in 802.11, that limits access by MAC address. An administrator must manually
enter MAC addresses into every access point in an ESS. Beware, though:
MAC address authentication isn’t perfect. It’s relatively trivial to obtain
a wireless NIC that permits the administrator to enter a different MAC
address. Also, a laptop thief can still gain access.
Once the station’s been authenticated, it transmits an Association Request
that asks the access point to create a port for the station to use. Once
the station has been associated, any traffic from it is bridged by the
access points onto the distribution system (Ethernet).
If a roaming mobile station comes across an access point beacon that
indicates the new access point is closer (stronger signal) or not as heavily
loaded, the station can send a Reassociation Request to the new access
point, as shown in Figure 3. The new access point contacts the old access
point to obtain association information, including frames currently buffered
at the old access point. This permits a user to move seamlessly through
an ESS. Note that reassociation doesn’t involve re-authentication.
|Figure 3. When a mobile wireless station moves
from one BSS to another, it reassociates to a new access point as
soon as the AP's signal strength indicates that it's closer to the
station. The new AP obtains the station's status information from
the old AP so the user sees a seamless transition.
That takes care of the basics of 802.11 wireless operation. Next month,

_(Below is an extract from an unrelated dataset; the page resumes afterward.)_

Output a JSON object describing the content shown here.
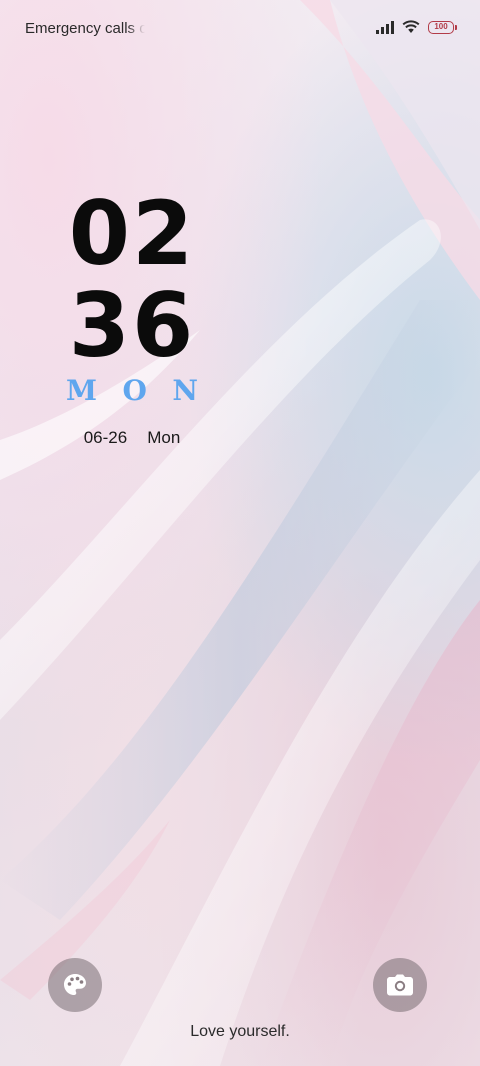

I’ll discuss how WEP operates and how to incorporate Transport Layer Security
(TLS) to improve security.